** Prompt **
Restate each of the lines below word for word and drop every picture.

** Dataset records **
........
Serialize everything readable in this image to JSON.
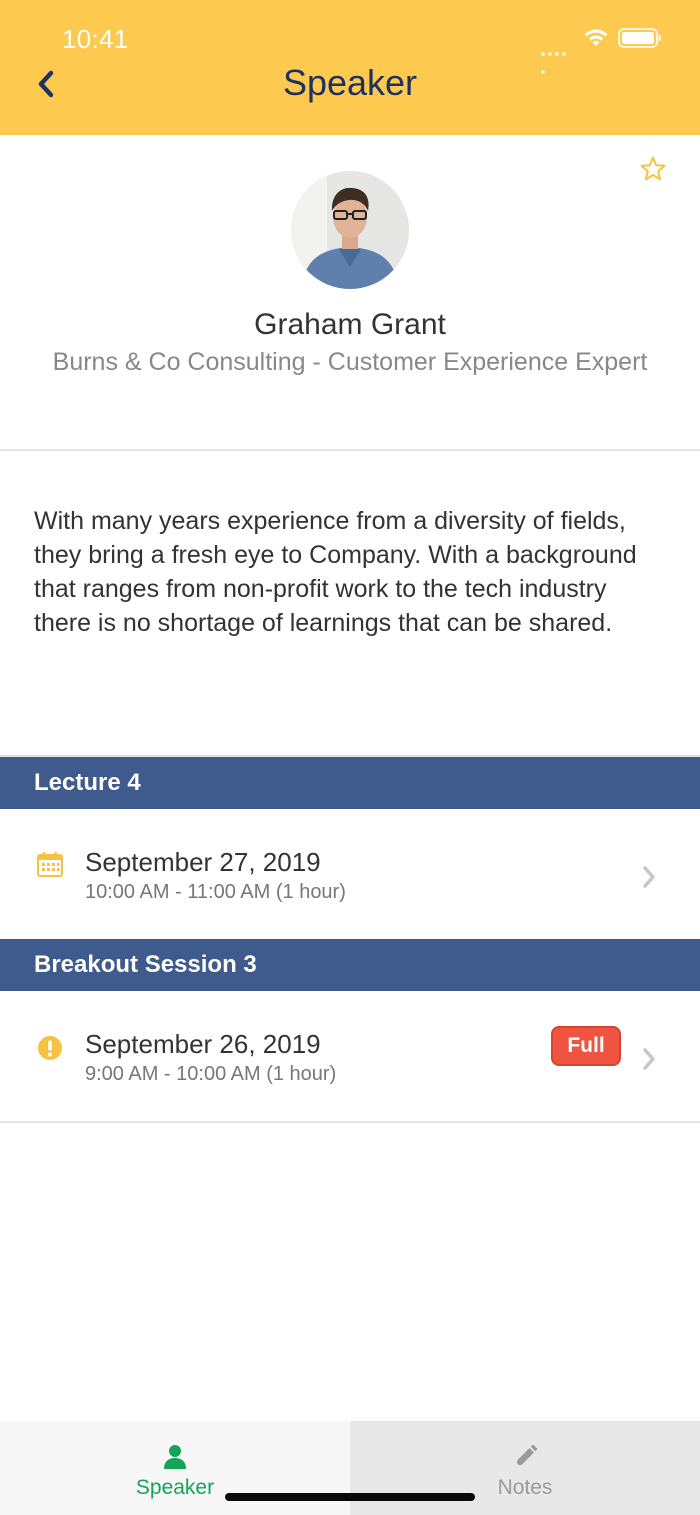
{
  "status_bar": {
    "time": "10:41"
  },
  "header": {
    "title": "Speaker",
    "back_icon": "chevron-left-icon",
    "background_color": "#fdc94f",
    "title_color": "#1e3260"
  },
  "speaker": {
    "name": "Graham Grant",
    "role": "Burns & Co Consulting - Customer Experience Expert",
    "favorite_icon": "star-outline-icon",
    "bio": "With many years experience from a diversity of fields, they bring a fresh eye to Company. With a background that ranges from non-profit work to the tech industry there is no shortage of learnings that can be shared."
  },
  "sessions": [
    {
      "title": "Lecture 4",
      "date": "September 27, 2019",
      "time": "10:00 AM - 11:00 AM  (1 hour)",
      "icon": "calendar-icon",
      "badge": ""
    },
    {
      "title": "Breakout Session 3",
      "date": "September 26, 2019",
      "time": "9:00 AM - 10:00 AM  (1 hour)",
      "icon": "alert-icon",
      "badge": "Full"
    }
  ],
  "tabbar": {
    "tabs": [
      {
        "label": "Speaker",
        "icon": "person-icon",
        "active": true
      },
      {
        "label": "Notes",
        "icon": "pencil-icon",
        "active": false
      }
    ]
  },
  "colors": {
    "section_header": "#3f5a8d",
    "badge_full": "#ee5440",
    "active_tab": "#15a35a",
    "accent_yellow": "#fdc94f"
  }
}
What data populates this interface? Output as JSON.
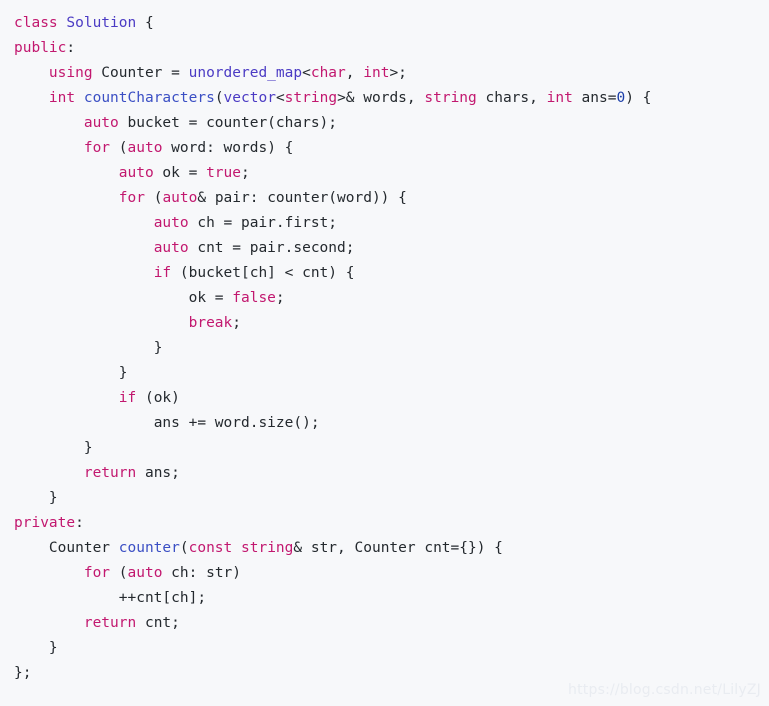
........
** Solution **
Serialize everything readable in this image to JSON.
{
  "status_bar": {
    "time": "10:41"
  },
  "header": {
    "title": "Speaker",
    "back_icon": "chevron-left-icon",
    "background_color": "#fdc94f",
    "title_color": "#1e3260"
  },
  "speaker": {
    "name": "Graham Grant",
    "role": "Burns & Co Consulting - Customer Experience Expert",
    "favorite_icon": "star-outline-icon",
    "bio": "With many years experience from a diversity of fields, they bring a fresh eye to Company. With a background that ranges from non-profit work to the tech industry there is no shortage of learnings that can be shared."
  },
  "sessions": [
    {
      "title": "Lecture 4",
      "date": "September 27, 2019",
      "time": "10:00 AM - 11:00 AM  (1 hour)",
      "icon": "calendar-icon",
      "badge": ""
    },
    {
      "title": "Breakout Session 3",
      "date": "September 26, 2019",
      "time": "9:00 AM - 10:00 AM  (1 hour)",
      "icon": "alert-icon",
      "badge": "Full"
    }
  ],
  "tabbar": {
    "tabs": [
      {
        "label": "Speaker",
        "icon": "person-icon",
        "active": true
      },
      {
        "label": "Notes",
        "icon": "pencil-icon",
        "active": false
      }
    ]
  },
  "colors": {
    "section_header": "#3f5a8d",
    "badge_full": "#ee5440",
    "active_tab": "#15a35a",
    "accent_yellow": "#fdc94f"
  }
}
What data populates this interface? Output as JSON.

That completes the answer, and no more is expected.